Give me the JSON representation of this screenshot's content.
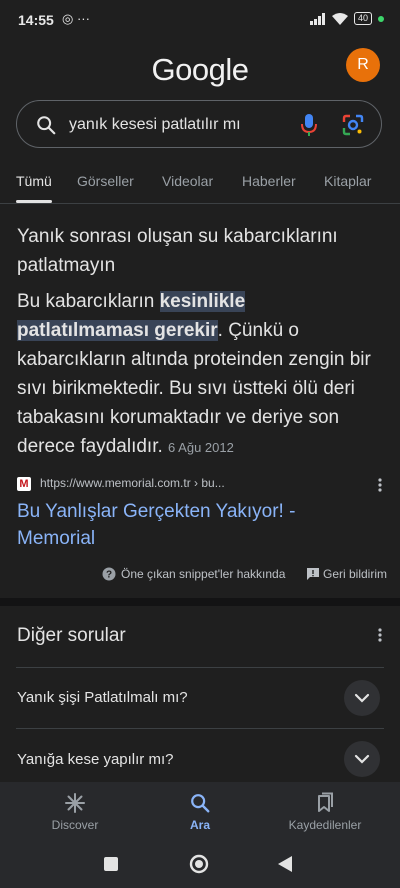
{
  "status_bar": {
    "time": "14:55",
    "left_icons": "◎ ···",
    "battery": "40"
  },
  "header": {
    "logo": "Google",
    "avatar_letter": "R"
  },
  "search": {
    "query": "yanık kesesi patlatılır mı"
  },
  "tabs": [
    {
      "label": "Tümü",
      "active": true
    },
    {
      "label": "Görseller"
    },
    {
      "label": "Videolar"
    },
    {
      "label": "Haberler"
    },
    {
      "label": "Kitaplar"
    }
  ],
  "snippet": {
    "heading": "Yanık sonrası oluşan su kabarcıklarını patlatmayın",
    "body_pre": "Bu kabarcıkların ",
    "body_highlight": "kesinlikle patlatılmaması gerekir",
    "body_post": ". Çünkü o kabarcıkların altında proteinden zengin bir sıvı birikmektedir. Bu sıvı üstteki ölü deri tabakasını korumaktadır ve deriye son derece faydalıdır.",
    "date": "6 Ağu 2012",
    "source_favicon": "M",
    "source_url": "https://www.memorial.com.tr › bu...",
    "source_title": "Bu Yanlışlar Gerçekten Yakıyor! - Memorial",
    "about_label": "Öne çıkan snippet'ler hakkında",
    "feedback_label": "Geri bildirim"
  },
  "paa": {
    "title": "Diğer sorular",
    "questions": [
      "Yanık şişi Patlatılmalı mı?",
      "Yanığa kese yapılır mı?"
    ]
  },
  "bottom_nav": {
    "discover": "Discover",
    "search": "Ara",
    "saved": "Kaydedilenler"
  },
  "colors": {
    "background": "#1f1f1f",
    "link": "#8ab4f8",
    "avatar": "#e8710a",
    "highlight": "#394457"
  }
}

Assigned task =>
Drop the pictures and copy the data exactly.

Expected answer =>
Give me the JSON representation of this screenshot's content.
{
  "status_bar": {
    "time": "14:55",
    "left_icons": "◎ ···",
    "battery": "40"
  },
  "header": {
    "logo": "Google",
    "avatar_letter": "R"
  },
  "search": {
    "query": "yanık kesesi patlatılır mı"
  },
  "tabs": [
    {
      "label": "Tümü",
      "active": true
    },
    {
      "label": "Görseller"
    },
    {
      "label": "Videolar"
    },
    {
      "label": "Haberler"
    },
    {
      "label": "Kitaplar"
    }
  ],
  "snippet": {
    "heading": "Yanık sonrası oluşan su kabarcıklarını patlatmayın",
    "body_pre": "Bu kabarcıkların ",
    "body_highlight": "kesinlikle patlatılmaması gerekir",
    "body_post": ". Çünkü o kabarcıkların altında proteinden zengin bir sıvı birikmektedir. Bu sıvı üstteki ölü deri tabakasını korumaktadır ve deriye son derece faydalıdır.",
    "date": "6 Ağu 2012",
    "source_favicon": "M",
    "source_url": "https://www.memorial.com.tr › bu...",
    "source_title": "Bu Yanlışlar Gerçekten Yakıyor! - Memorial",
    "about_label": "Öne çıkan snippet'ler hakkında",
    "feedback_label": "Geri bildirim"
  },
  "paa": {
    "title": "Diğer sorular",
    "questions": [
      "Yanık şişi Patlatılmalı mı?",
      "Yanığa kese yapılır mı?"
    ]
  },
  "bottom_nav": {
    "discover": "Discover",
    "search": "Ara",
    "saved": "Kaydedilenler"
  },
  "colors": {
    "background": "#1f1f1f",
    "link": "#8ab4f8",
    "avatar": "#e8710a",
    "highlight": "#394457"
  }
}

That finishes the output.